[Records for processing Boundary: Start]

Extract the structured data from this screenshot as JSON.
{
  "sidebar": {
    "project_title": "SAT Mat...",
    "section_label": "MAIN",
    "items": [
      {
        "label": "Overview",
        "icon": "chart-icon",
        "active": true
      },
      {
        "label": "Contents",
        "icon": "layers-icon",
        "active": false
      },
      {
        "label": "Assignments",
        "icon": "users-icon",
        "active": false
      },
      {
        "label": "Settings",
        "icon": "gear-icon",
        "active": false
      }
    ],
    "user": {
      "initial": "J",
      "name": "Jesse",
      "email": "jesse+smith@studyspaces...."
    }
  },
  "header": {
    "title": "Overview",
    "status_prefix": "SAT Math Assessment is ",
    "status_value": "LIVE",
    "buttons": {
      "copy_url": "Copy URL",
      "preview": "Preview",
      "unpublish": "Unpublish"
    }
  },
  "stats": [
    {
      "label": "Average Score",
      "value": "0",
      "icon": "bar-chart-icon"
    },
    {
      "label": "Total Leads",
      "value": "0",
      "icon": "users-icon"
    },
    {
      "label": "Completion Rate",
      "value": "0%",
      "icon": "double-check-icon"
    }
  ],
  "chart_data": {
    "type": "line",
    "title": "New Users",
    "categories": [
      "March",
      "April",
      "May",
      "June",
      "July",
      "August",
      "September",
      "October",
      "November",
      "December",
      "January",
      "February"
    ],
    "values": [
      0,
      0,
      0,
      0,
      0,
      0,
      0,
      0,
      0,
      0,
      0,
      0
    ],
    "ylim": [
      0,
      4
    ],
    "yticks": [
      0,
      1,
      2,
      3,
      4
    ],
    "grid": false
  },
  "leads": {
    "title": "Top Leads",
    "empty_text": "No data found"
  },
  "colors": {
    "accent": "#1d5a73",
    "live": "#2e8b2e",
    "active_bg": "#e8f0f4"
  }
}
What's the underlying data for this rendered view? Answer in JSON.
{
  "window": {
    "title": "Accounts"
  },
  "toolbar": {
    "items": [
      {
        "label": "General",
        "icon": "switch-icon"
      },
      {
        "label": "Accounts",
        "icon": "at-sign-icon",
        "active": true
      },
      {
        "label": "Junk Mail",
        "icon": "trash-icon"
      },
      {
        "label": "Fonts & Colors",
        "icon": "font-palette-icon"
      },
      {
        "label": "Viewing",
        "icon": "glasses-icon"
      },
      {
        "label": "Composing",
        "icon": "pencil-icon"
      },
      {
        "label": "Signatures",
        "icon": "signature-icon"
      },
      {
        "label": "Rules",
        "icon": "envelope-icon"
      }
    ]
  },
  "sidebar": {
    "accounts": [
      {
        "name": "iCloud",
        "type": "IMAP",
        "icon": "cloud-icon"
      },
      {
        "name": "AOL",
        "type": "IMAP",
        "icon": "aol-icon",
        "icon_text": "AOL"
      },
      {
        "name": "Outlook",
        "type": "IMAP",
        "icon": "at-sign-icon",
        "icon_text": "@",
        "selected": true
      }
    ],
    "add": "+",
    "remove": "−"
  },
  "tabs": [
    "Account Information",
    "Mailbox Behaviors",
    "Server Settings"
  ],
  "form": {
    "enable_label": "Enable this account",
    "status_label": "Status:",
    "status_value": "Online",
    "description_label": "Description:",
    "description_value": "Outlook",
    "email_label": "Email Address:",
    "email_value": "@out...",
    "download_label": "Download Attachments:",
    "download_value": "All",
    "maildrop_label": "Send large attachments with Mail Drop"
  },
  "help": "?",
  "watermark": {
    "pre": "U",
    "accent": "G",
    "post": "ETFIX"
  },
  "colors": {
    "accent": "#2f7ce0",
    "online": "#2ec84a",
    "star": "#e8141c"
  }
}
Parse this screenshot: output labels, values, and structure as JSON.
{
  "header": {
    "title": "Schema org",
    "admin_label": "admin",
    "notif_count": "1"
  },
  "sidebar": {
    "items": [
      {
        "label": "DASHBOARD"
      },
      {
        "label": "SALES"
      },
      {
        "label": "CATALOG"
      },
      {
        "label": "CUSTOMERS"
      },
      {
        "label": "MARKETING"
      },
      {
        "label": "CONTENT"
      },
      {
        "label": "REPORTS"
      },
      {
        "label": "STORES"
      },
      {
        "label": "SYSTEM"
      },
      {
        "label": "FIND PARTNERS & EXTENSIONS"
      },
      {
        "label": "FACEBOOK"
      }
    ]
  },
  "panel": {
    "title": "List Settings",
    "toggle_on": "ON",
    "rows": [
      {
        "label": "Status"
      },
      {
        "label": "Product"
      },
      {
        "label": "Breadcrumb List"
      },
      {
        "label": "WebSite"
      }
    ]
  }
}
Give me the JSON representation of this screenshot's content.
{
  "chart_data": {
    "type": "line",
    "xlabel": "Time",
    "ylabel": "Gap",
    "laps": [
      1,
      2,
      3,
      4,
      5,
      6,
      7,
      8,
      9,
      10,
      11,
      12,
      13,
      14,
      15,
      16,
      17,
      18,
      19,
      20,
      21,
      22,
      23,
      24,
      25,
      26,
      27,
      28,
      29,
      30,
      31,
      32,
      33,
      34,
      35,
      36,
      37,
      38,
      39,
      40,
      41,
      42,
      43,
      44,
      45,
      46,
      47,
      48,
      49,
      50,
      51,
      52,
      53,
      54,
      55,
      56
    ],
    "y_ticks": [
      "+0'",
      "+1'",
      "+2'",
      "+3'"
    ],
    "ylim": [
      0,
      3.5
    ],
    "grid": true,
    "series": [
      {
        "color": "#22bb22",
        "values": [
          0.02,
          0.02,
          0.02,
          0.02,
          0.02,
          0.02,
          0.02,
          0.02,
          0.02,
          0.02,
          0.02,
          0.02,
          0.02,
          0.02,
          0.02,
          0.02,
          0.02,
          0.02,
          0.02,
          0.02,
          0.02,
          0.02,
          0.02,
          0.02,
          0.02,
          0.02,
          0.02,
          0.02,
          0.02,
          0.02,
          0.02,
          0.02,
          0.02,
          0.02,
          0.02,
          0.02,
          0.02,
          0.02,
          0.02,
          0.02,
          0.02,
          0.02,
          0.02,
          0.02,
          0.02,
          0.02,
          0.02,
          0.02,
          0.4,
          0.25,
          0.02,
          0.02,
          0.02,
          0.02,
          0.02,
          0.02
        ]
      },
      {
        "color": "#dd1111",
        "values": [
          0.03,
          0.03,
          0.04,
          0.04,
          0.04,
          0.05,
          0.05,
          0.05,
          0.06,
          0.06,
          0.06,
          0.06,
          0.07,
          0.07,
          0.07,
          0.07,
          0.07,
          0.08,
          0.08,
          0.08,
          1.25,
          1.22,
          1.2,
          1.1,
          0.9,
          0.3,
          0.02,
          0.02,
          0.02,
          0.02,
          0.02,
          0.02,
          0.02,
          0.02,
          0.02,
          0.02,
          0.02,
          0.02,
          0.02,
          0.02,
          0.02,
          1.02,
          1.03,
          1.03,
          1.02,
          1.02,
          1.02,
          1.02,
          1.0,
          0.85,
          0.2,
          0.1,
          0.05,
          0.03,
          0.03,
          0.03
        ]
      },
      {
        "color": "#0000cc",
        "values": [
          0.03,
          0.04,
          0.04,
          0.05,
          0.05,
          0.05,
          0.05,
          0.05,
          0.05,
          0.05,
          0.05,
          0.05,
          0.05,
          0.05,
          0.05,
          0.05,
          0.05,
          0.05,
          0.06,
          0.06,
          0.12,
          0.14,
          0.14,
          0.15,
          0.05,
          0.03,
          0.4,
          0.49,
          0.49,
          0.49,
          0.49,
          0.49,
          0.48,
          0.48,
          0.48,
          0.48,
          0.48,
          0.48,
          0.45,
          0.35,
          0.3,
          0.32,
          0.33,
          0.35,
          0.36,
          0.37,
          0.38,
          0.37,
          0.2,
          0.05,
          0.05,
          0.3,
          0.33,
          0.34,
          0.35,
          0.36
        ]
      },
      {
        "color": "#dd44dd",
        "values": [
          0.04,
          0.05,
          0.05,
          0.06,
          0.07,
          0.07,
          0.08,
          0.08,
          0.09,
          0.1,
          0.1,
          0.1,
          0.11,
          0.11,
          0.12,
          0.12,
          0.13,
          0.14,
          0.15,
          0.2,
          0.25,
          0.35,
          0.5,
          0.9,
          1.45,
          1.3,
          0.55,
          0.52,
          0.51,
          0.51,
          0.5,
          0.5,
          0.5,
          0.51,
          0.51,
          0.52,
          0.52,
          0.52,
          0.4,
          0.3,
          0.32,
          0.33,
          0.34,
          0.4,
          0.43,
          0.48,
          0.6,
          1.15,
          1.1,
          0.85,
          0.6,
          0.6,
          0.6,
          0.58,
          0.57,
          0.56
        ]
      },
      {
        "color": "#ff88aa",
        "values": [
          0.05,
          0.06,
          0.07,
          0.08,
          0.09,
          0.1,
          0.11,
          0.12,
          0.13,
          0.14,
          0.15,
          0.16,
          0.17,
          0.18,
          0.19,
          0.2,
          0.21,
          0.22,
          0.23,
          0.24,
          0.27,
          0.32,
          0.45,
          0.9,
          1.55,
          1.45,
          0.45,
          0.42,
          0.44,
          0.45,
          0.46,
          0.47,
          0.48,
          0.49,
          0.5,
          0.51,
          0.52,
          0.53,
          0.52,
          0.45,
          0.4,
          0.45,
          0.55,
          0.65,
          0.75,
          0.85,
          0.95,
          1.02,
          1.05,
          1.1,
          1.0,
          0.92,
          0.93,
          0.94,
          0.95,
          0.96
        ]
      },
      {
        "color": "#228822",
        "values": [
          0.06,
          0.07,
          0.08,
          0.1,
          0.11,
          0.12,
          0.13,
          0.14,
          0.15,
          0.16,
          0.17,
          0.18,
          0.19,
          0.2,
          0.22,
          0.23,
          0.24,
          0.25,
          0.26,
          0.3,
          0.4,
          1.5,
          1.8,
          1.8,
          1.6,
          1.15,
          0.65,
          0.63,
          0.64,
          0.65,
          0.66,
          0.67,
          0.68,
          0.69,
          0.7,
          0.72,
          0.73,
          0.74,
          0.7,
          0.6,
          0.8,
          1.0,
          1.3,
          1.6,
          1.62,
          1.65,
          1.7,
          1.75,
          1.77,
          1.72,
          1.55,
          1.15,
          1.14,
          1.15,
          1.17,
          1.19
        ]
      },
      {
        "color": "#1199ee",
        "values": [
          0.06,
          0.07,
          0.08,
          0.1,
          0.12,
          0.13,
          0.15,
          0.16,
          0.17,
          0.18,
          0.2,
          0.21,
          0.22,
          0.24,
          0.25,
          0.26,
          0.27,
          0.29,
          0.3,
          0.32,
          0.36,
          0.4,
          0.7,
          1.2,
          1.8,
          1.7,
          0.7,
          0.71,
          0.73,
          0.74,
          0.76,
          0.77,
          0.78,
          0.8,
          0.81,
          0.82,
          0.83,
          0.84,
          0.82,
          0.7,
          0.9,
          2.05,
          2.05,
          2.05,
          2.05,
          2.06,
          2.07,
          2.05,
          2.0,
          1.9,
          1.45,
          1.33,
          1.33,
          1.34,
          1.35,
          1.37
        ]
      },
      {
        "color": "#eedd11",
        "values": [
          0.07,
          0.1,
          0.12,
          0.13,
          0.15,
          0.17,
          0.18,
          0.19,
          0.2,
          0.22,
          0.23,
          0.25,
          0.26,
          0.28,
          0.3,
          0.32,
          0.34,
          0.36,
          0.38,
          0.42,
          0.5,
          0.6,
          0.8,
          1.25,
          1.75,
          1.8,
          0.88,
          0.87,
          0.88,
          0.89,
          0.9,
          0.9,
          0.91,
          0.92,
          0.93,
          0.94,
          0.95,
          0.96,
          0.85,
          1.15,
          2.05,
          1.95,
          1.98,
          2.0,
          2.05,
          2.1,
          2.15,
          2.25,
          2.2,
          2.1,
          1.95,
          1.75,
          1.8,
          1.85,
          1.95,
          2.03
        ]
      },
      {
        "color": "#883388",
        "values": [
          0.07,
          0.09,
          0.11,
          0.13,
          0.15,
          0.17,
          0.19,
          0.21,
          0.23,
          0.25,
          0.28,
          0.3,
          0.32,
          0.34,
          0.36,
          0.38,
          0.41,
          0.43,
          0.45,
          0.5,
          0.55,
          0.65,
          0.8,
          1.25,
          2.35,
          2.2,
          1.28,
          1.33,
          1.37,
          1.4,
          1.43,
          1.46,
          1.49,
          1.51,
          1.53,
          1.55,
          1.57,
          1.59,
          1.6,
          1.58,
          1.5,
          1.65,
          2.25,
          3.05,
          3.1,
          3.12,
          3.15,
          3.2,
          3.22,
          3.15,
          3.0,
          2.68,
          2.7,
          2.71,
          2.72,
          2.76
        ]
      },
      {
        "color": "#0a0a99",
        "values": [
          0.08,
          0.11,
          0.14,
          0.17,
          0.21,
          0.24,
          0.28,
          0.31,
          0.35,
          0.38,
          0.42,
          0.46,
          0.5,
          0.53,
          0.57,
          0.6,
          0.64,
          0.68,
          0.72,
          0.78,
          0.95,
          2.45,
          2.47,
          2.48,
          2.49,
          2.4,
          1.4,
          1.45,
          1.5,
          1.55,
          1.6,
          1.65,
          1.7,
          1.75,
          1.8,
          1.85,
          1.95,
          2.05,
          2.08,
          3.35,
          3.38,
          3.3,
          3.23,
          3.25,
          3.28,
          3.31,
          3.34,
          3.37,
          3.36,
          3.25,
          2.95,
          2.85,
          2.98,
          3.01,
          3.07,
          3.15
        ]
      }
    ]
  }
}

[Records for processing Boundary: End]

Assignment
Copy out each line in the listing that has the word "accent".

Task response
    "accent": "#1d5a73",
    "accent": "G",
    "accent": "#2f7ce0",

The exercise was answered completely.